The CMS release has prompted attorneys like Burns to start mining the data.
Burns said he’s been trying to obtain the information for more than three years, but there was tremendous pushback from the AMA and other medical organizations.
Even as he welcomes the release, Burns said it’s difficult to determine wrongdoing out of the data dump.
“You become literally numb from the numbers,” Burns said. “It’s too much information, and at the same time, not very well explained.”
Thousands of doctors have been “exempted” from the Medicare program because of fraud.
Among them is Richard Sokoloff, a Guilford podiatrist who pleaded guilty to charges of billing Medicare $200,000 for the treatments — that were not performed — of ingrown toenails.
But many doctors, like Ralabate, settle allegations and stay in the system.
There are many ways to defraud Medicare and other government health programs besides billing for services not performed, including padding a bill and kickbacks from drug companies for using their product, even when it’s more expensive and less effective than alternatives.
And doctors are often not at the center of medical fraud.
Hospitals, pharmaceuticals, medical device makers and even organized crime have been involved in scams.
Anyone with a good laser printer and a post office box can defraud the federal government.
Burns said the biggest scammers are major hospital chains and pharmaceutical companies. But he said they are “too big to fail” and most likely to pay fines to settle allegations.
“Not only does nobody go to jail, but the people who are involved in fraud are not excluded (from federal health programs),” Burns said. “Then the fines are paid by stockholders.”
In 2012, Ridgefield-based Boehringer Ingelheim Pharmaceuticals Inc. paid $95 million to settle a lawsuit brought by a whistleblower who detailed alleged kickback programs and “off-label” marketing of certain drugs for unapproved uses, defrauding Medicare and other government health care programs of millions of dollars.
In a statement, Boehringer Ingelheim said it entered into an agreement with the Justice Department, HHS and the Office of Inspector General “to resolve allegations related to marketing and sales practices of Aggrenox, Atrovent, Combivent and Micardis during the years 2000 through 2008.”
“The pharmaceutical industry has undergone significant changes over the past decade and continues to be under intense scrutiny,” the statement said. “Likewise, our internal processes and compliance practices have evolved significantly, and we are confident that these allegations are not reflective of our current business practices.”

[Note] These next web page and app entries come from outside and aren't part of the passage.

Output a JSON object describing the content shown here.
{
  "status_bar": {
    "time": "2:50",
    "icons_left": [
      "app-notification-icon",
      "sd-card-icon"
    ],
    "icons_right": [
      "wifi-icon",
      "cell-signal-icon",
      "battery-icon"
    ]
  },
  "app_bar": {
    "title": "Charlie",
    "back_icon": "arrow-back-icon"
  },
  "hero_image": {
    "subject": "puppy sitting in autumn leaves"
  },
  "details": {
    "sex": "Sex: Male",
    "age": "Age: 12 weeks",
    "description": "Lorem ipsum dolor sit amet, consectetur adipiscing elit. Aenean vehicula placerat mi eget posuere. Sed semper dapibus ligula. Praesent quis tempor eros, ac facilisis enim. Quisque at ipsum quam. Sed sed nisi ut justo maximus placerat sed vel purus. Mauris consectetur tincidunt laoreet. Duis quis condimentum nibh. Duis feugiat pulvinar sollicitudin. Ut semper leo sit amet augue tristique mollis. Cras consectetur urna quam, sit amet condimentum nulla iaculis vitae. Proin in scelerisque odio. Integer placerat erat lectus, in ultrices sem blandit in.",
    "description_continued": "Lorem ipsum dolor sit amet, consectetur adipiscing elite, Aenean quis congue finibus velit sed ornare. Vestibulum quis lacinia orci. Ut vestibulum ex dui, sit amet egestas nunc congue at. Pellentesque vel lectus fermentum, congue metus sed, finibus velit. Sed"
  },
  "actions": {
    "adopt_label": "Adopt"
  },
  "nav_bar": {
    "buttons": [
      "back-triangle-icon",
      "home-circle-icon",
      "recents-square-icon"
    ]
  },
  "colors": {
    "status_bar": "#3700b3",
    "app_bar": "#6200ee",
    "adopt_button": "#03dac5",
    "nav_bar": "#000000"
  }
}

Burns would like the federal government to “name and shame” companies suspected of fraud, excluding them from Medicare and other federal health care programs.
“If all you do is bark, and you never bite, people will lose respect,” he said.